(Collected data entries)

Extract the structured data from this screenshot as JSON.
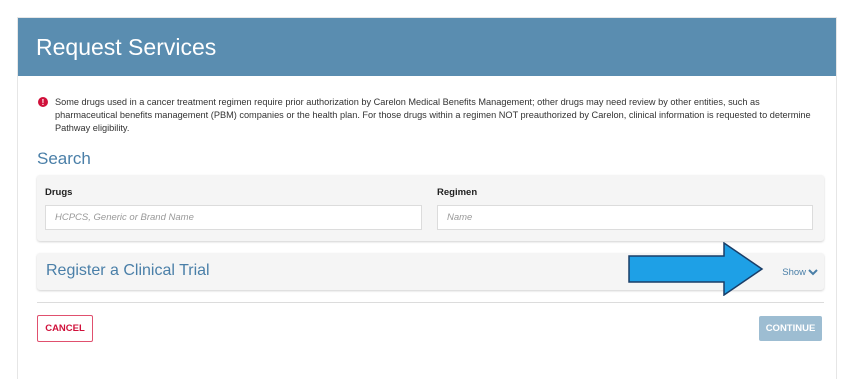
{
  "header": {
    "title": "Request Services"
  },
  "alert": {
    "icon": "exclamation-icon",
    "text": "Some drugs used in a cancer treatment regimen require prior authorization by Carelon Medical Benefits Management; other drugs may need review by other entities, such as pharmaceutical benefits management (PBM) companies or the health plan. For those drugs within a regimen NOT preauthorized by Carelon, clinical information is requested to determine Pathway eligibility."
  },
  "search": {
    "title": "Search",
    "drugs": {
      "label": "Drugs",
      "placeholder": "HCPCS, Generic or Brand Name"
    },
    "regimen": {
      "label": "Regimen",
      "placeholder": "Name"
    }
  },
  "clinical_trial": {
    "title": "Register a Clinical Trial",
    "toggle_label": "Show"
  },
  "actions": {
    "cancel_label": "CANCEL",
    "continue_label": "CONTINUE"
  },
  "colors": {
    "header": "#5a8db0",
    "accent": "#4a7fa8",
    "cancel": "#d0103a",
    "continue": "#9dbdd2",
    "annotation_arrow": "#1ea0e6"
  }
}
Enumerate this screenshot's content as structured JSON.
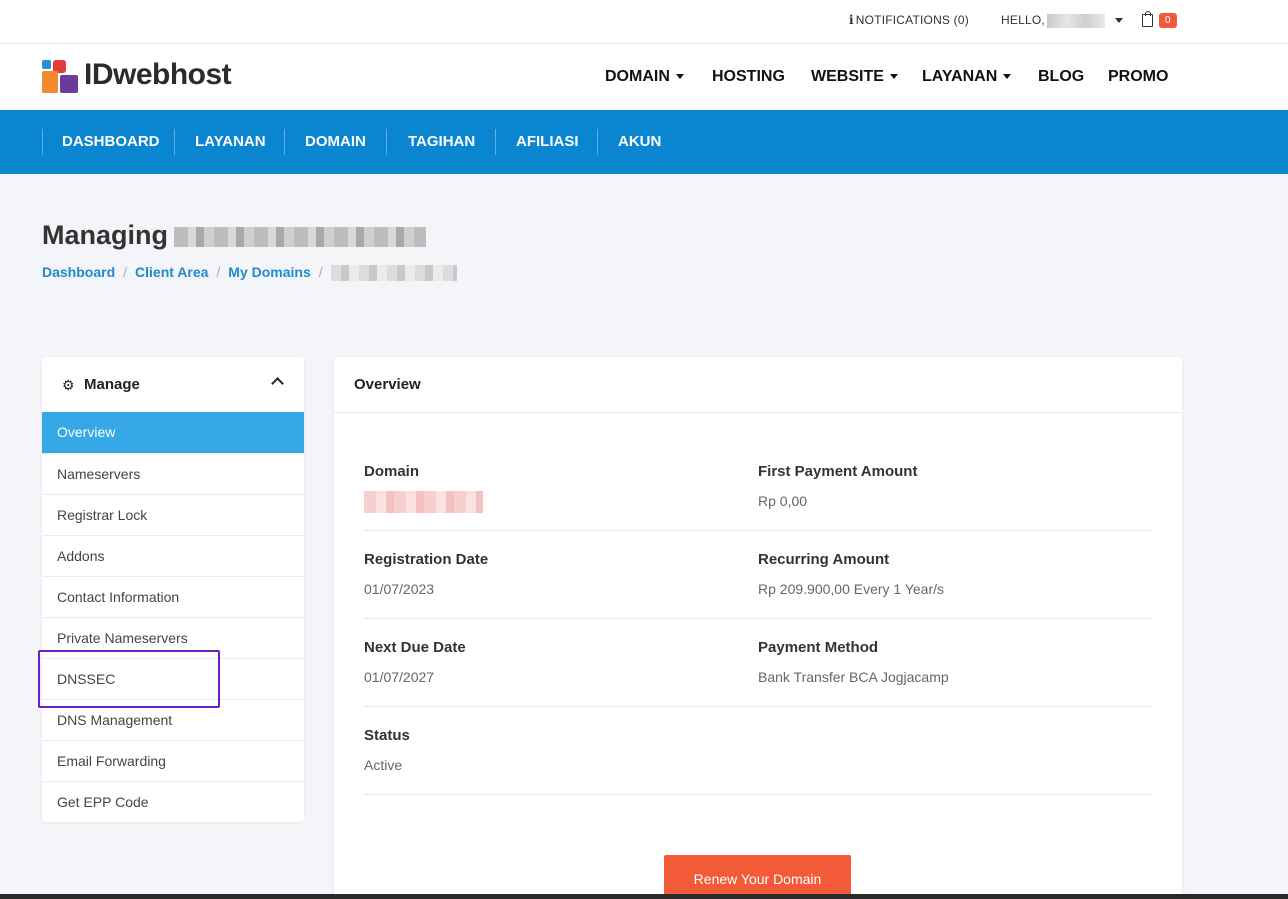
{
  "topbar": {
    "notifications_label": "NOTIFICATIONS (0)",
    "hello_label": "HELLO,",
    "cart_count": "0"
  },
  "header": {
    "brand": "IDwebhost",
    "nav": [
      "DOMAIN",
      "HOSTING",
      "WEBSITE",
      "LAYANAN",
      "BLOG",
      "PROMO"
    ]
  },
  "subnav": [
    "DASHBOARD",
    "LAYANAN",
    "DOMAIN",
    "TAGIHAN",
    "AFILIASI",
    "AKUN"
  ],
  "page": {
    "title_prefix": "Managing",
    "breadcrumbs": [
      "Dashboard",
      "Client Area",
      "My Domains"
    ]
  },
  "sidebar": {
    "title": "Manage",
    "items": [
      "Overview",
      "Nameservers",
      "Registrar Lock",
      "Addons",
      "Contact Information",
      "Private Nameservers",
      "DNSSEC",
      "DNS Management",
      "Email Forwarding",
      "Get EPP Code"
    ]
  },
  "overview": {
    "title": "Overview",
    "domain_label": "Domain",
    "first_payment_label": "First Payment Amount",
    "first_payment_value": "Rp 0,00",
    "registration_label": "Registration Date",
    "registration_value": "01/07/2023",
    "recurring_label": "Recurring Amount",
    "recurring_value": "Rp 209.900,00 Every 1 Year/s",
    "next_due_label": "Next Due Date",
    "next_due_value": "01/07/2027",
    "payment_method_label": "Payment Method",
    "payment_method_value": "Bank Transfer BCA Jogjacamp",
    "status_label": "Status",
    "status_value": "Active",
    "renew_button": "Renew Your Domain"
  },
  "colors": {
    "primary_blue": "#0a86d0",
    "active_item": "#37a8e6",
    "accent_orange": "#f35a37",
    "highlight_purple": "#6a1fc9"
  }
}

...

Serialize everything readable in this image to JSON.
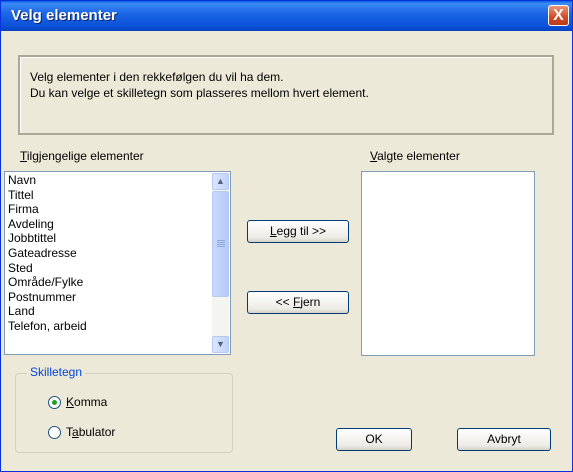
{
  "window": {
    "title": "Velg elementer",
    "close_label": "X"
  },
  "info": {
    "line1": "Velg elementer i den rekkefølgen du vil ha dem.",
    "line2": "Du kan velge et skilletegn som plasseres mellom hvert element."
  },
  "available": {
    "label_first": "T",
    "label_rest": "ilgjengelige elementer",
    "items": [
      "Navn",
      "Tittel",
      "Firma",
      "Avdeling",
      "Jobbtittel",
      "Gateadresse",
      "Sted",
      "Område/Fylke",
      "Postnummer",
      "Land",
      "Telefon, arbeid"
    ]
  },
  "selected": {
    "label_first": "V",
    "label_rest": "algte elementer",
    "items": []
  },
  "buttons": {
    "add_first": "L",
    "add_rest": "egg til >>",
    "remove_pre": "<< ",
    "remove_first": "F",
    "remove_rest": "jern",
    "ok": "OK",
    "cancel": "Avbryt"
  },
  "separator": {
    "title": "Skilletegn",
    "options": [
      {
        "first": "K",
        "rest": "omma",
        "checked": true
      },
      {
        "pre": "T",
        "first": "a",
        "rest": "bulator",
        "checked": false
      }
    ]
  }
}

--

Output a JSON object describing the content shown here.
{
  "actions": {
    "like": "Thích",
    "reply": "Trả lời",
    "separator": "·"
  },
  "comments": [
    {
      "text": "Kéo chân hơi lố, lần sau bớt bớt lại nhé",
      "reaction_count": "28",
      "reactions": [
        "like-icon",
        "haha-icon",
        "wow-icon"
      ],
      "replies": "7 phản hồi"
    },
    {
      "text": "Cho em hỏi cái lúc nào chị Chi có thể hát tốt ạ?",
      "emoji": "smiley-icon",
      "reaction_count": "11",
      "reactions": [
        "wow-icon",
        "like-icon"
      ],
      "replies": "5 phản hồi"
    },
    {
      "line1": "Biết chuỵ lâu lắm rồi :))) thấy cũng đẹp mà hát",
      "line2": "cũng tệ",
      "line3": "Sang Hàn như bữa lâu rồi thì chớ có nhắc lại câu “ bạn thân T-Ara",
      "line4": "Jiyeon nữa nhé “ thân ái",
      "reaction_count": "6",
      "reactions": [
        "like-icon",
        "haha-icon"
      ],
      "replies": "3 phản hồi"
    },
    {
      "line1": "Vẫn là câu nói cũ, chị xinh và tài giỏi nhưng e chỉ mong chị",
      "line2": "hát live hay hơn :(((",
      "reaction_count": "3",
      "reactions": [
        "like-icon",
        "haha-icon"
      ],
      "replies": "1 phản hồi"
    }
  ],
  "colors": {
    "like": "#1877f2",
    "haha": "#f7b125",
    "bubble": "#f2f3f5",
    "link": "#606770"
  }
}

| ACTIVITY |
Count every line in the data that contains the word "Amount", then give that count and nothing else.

| PROBLEM SOLUTION |
2